The Man Who Knew Too Much (1934)
Abbott: Tell her they may soon be leaving us. Leaving us for a long, long journey. How is it that Shakespeare says? "From which no traveler returns." Great poet.
Abbott: You know, to a man with a heart as soft as mine, there's nothing sweeter than a touching scene.
Bob Lawrence: Such as?
Abbott: Such as a father saying goodbye to his child. Yeah, goodbye for the last time. What could be more touching than that?
Bob Lawrence: I say, Clive, look.
Clive: What are they Bob?
Bob Lawrence: Sun worshippers. Probably've got nothing on.
Bob Lawrence: [singing] stand by, there's trouble coming soon.
Betty Lawrence: Mommy, can I stay out tonight?
Jill Lawrence: Oh, darling, ask me presently.
Betty Lawrence: Oh, say yes now. Just for luck.
Jill Lawrence: You little wretch.
Nurse Agnes: Perhaps those who may be among us tonight for the first time and who have not yet come initiated into the mysteries of the first circle of the seventh old ray, may be wondering what is going to happen now. I would tell them, before proceeding to the mysteries, which are only for the initiate, it is of course necessary for the minds and souls of us all to become purged and to be made clean. I'm therefore going to ask anyone here, who is not in tune with us, to submit to a very simple process of control - merely place him or herself under the guidance of the fourth circle. Is there anyone here tonight who would care - perhaps you?
Nurse Agnes: Relax. Keep your eyes fixed on this light. Keep them fixed. Before receiving the first degree of the seventh old ray, your mind must be white and blank. You are already feeling sleepy. Do you hear me?

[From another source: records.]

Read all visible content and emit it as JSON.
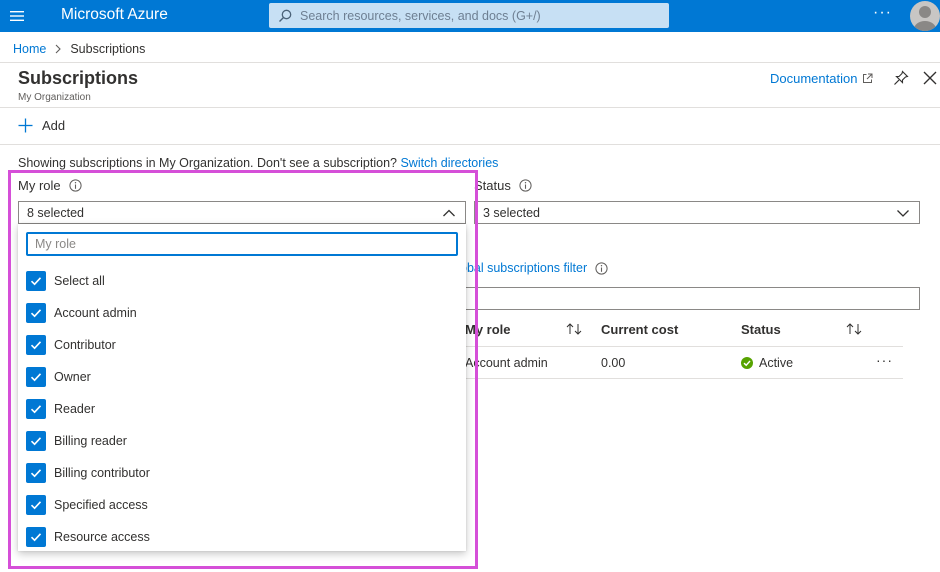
{
  "topbar": {
    "brand": "Microsoft Azure",
    "search_placeholder": "Search resources, services, and docs (G+/)",
    "more": "···"
  },
  "breadcrumb": {
    "home": "Home",
    "current": "Subscriptions"
  },
  "page": {
    "title": "Subscriptions",
    "subtitle": "My Organization",
    "documentation": "Documentation"
  },
  "commands": {
    "add": "Add"
  },
  "info": {
    "text": "Showing subscriptions in My Organization. Don't see a subscription?",
    "switch_link": "Switch directories"
  },
  "filters": {
    "my_role_label": "My role",
    "my_role_value": "8 selected",
    "status_label": "Status",
    "status_value": "3 selected",
    "global_filter_link": "obal subscriptions filter"
  },
  "dropdown": {
    "search_placeholder": "My role",
    "options": [
      {
        "label": "Select all",
        "checked": true
      },
      {
        "label": "Account admin",
        "checked": true
      },
      {
        "label": "Contributor",
        "checked": true
      },
      {
        "label": "Owner",
        "checked": true
      },
      {
        "label": "Reader",
        "checked": true
      },
      {
        "label": "Billing reader",
        "checked": true
      },
      {
        "label": "Billing contributor",
        "checked": true
      },
      {
        "label": "Specified access",
        "checked": true
      },
      {
        "label": "Resource access",
        "checked": true
      }
    ]
  },
  "table": {
    "headers": {
      "role": "My role",
      "cost": "Current cost",
      "status": "Status"
    },
    "rows": [
      {
        "role": "Account admin",
        "cost": "0.00",
        "status": "Active",
        "more": "···"
      }
    ]
  },
  "colors": {
    "accent": "#0078d4",
    "active_green": "#57a300",
    "highlight": "#d54fd8"
  }
}
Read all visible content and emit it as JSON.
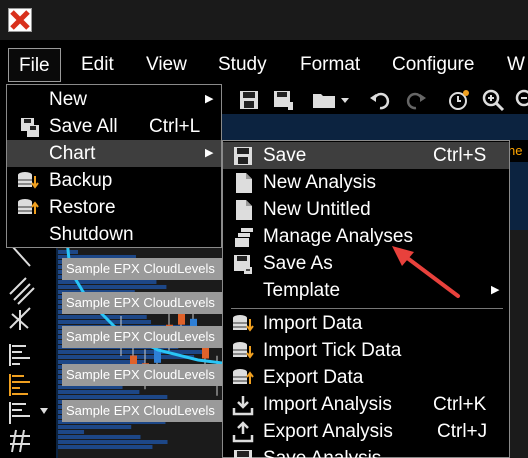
{
  "menubar": {
    "items": [
      {
        "label": "File"
      },
      {
        "label": "Edit"
      },
      {
        "label": "View"
      },
      {
        "label": "Study"
      },
      {
        "label": "Format"
      },
      {
        "label": "Configure"
      },
      {
        "label": "W"
      }
    ]
  },
  "file_menu": {
    "items": [
      {
        "label": "New",
        "shortcut": "",
        "submenu": true
      },
      {
        "label": "Save All",
        "shortcut": "Ctrl+L",
        "submenu": false
      },
      {
        "label": "Chart",
        "shortcut": "",
        "submenu": true
      },
      {
        "label": "Backup",
        "shortcut": "",
        "submenu": false
      },
      {
        "label": "Restore",
        "shortcut": "",
        "submenu": false
      },
      {
        "label": "Shutdown",
        "shortcut": "",
        "submenu": false
      }
    ]
  },
  "chart_menu": {
    "items": [
      {
        "label": "Save",
        "shortcut": "Ctrl+S"
      },
      {
        "label": "New Analysis",
        "shortcut": ""
      },
      {
        "label": "New Untitled",
        "shortcut": ""
      },
      {
        "label": "Manage Analyses",
        "shortcut": ""
      },
      {
        "label": "Save As",
        "shortcut": ""
      },
      {
        "label": "Template",
        "shortcut": ""
      },
      {
        "label": "Import Data",
        "shortcut": ""
      },
      {
        "label": "Import Tick Data",
        "shortcut": ""
      },
      {
        "label": "Export Data",
        "shortcut": ""
      },
      {
        "label": "Import Analysis",
        "shortcut": "Ctrl+K"
      },
      {
        "label": "Export Analysis",
        "shortcut": "Ctrl+J"
      },
      {
        "label": "Save Analysis",
        "shortcut": ""
      }
    ]
  },
  "chart": {
    "study_label": "Sample EPX CloudLevels",
    "side_text": "ne"
  },
  "colors": {
    "highlight": "#3e3e3e",
    "chart_bg": "#0c2340",
    "annotation_arrow": "#e8413c",
    "price_line": "#29c5f6",
    "candle_up": "#2e7fd6",
    "candle_down": "#e0622a"
  }
}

Nurse Agnes: Your mind is becoming quite blank. You feel that, don't you? Quite, quite blank.
Clive: Yes. Quite blank.